[Aim of the exercise] Within the material that follows, how many lines include the string "Edital"? Answer with the number and nothing more.

[Records for the exercise]
______
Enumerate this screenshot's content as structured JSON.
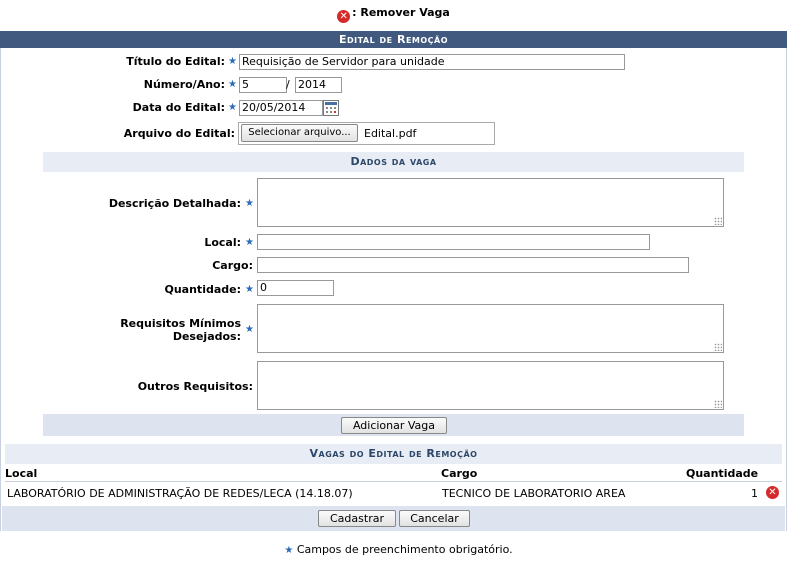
{
  "top_legend": {
    "text": ": Remover Vaga",
    "icon": "remove-icon"
  },
  "form": {
    "title": "Edital de Remoção",
    "titulo_label": "Título do Edital:",
    "titulo_value": "Requisição de Servidor para unidade",
    "numero_label": "Número/Ano:",
    "numero_value": "5",
    "ano_separator": "/",
    "ano_value": "2014",
    "data_label": "Data do Edital:",
    "data_value": "20/05/2014",
    "arquivo_label": "Arquivo do Edital:",
    "arquivo_button": "Selecionar arquivo...",
    "arquivo_name": "Edital.pdf"
  },
  "vaga": {
    "title": "Dados da vaga",
    "descricao_label": "Descrição Detalhada:",
    "descricao_value": "",
    "local_label": "Local:",
    "local_value": "",
    "cargo_label": "Cargo:",
    "cargo_value": "",
    "quantidade_label": "Quantidade:",
    "quantidade_value": "0",
    "requisitos_label_1": "Requisitos Mínimos",
    "requisitos_label_2": "Desejados:",
    "requisitos_value": "",
    "outros_label": "Outros Requisitos:",
    "outros_value": "",
    "add_button": "Adicionar Vaga"
  },
  "vagas_table": {
    "title": "Vagas do Edital de Remoção",
    "headers": {
      "local": "Local",
      "cargo": "Cargo",
      "quantidade": "Quantidade"
    },
    "rows": [
      {
        "local": "LABORATÓRIO DE ADMINISTRAÇÃO DE REDES/LECA (14.18.07)",
        "cargo": "TECNICO DE LABORATORIO AREA",
        "quantidade": "1"
      }
    ]
  },
  "actions": {
    "cadastrar": "Cadastrar",
    "cancelar": "Cancelar"
  },
  "footer": {
    "note": "Campos de preenchimento obrigatório."
  },
  "colors": {
    "header_dark": "#41597f",
    "band": "#dde4ef",
    "required_star": "#2c6bb8",
    "remove_icon": "#d62a2a"
  }
}
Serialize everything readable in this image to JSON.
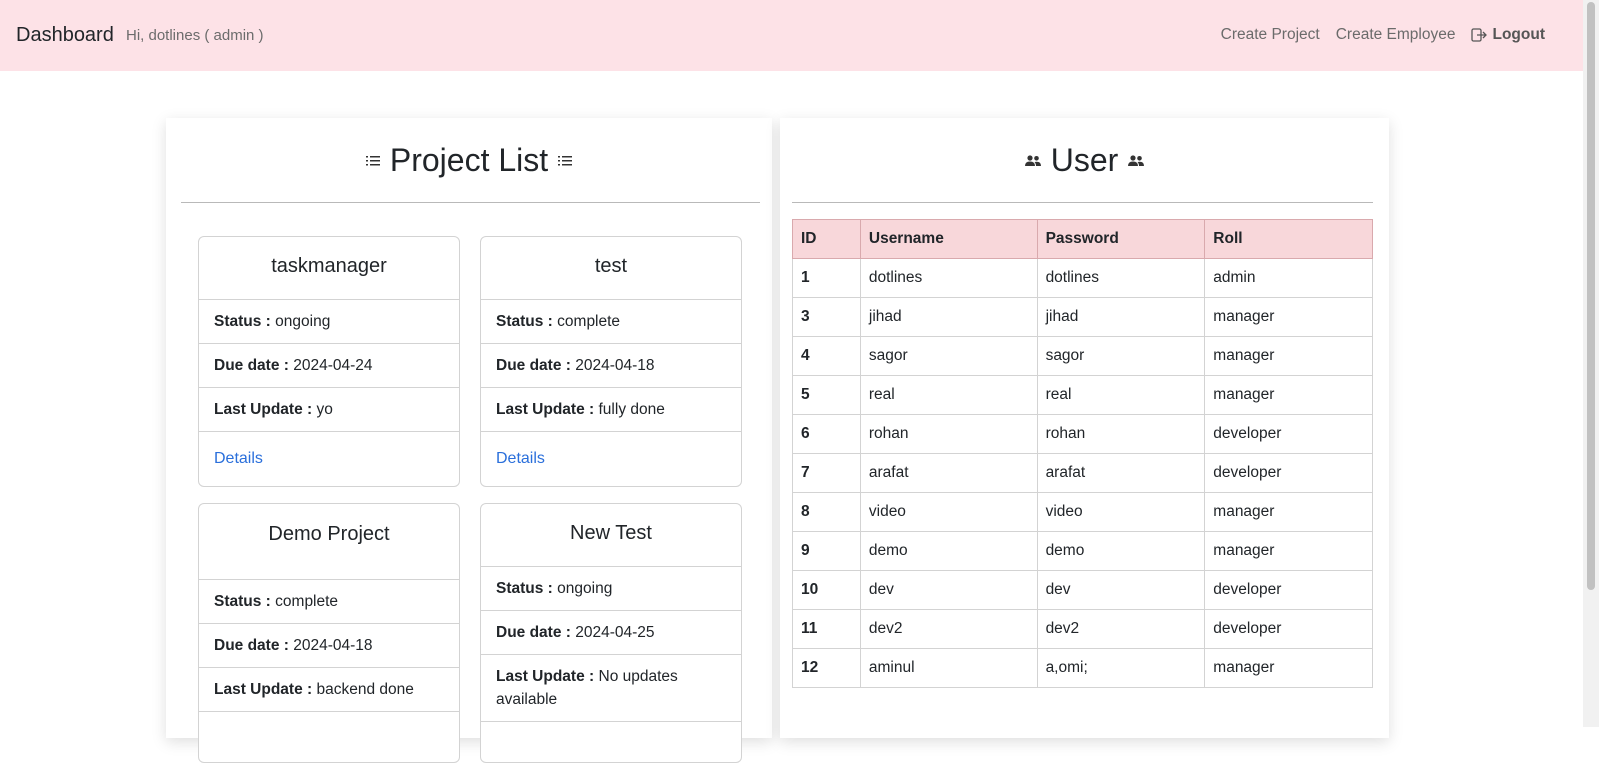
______
[Response area] 6